Iodine Isotopes in the Treatment of Thyroid Conditions

Radioisotopes are used to treat many different medical problems of which thyroid conditions are just one example. Here is some background information.

How does the thyroid gland function?

The thyroid is the largest gland in the neck and secretes thyroid hormones which are responsible for the regulation of the body's metabolism.  The thyroid gland produces three main hormones:

1) Thyroxine (T4)



2) Triiodothyronine (T3)



3) Calcitonin

T4 and T3 control growth and and development as well as energy for metabolism.
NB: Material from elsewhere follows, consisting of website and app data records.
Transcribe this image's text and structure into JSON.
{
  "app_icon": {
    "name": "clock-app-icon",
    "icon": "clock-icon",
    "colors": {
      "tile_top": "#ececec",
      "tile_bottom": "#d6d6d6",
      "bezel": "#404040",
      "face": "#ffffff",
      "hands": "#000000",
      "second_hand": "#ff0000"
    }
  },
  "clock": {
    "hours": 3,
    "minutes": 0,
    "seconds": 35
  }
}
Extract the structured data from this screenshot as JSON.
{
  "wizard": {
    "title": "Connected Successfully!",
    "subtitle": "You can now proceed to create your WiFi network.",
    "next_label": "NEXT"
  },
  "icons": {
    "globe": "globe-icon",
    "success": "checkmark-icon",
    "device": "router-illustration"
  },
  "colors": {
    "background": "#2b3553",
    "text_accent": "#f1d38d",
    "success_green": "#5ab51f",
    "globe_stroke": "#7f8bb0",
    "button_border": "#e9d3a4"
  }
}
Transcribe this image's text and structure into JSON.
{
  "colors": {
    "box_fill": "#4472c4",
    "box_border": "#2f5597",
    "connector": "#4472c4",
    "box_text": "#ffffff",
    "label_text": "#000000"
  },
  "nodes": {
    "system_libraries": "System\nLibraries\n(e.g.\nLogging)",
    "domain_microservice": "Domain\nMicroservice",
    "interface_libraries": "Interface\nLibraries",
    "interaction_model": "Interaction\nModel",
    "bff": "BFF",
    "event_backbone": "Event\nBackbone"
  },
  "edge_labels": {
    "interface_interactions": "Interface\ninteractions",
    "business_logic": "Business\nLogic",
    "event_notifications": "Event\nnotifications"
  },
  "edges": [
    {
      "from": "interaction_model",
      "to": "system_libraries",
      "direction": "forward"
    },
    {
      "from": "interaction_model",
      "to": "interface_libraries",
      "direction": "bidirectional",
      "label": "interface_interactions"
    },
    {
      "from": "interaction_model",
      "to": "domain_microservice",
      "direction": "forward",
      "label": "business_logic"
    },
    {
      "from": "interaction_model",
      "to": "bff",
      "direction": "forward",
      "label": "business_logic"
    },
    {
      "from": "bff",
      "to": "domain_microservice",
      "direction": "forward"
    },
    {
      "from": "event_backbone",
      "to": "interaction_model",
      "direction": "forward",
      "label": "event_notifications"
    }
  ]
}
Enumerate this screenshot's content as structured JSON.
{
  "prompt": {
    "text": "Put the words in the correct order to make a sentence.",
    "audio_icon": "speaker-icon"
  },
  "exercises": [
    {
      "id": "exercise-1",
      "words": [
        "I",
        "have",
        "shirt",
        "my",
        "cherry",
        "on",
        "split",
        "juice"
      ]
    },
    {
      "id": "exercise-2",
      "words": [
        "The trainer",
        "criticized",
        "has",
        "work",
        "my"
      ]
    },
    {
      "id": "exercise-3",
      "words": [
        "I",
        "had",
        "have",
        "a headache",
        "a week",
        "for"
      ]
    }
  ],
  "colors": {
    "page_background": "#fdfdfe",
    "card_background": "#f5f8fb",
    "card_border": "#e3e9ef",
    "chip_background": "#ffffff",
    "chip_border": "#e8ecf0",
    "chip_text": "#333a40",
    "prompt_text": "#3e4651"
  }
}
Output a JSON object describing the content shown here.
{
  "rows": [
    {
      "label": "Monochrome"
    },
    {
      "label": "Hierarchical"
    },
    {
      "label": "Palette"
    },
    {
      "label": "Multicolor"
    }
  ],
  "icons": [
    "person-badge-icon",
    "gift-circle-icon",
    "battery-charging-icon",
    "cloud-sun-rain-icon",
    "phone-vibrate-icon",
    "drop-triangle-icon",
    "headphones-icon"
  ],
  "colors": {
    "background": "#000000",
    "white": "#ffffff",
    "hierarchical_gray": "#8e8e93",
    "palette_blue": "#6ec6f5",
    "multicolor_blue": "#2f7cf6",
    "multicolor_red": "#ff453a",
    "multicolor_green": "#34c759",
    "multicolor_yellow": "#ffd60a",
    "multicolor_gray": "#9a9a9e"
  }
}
Calcitonin regulates the level of calcium in blood plasma.

The thyroid gland is governed by two other glands, the pituitary gland and the hypothalamus.  The hypothalamus detects that there are low levels of thyroid hormones in the blood and releases thyrotropin releasing hormone (TRH).  This causes the anterior pituitary gland to secrete thyrotrophin also known as thyroid-stimulating hormone (TSH). TSH along with protirelin, a synthetic tripeptide, stimulates the thryroid gland to produce more hormones and so the level returns to normal.

There is also a mechanism to reduce the thryroid hormone level when it has become too high.  The hypothalamus releases somatostatin which acts on the anterior pituitary gland and inhibits TSH secretion.  T3 and T4 produced from the thyroid gland also cause the anterior pituary to produce less TSH.  However, these negative feedback processes can not inhibit the production of TSH completely.

Overview of thyroid mechansim












inhibitors (agonists)

activators (antagonists)


Rang, Dale, Ritter, Pharmacology, 4th Ed., Churchill Livingstone,1999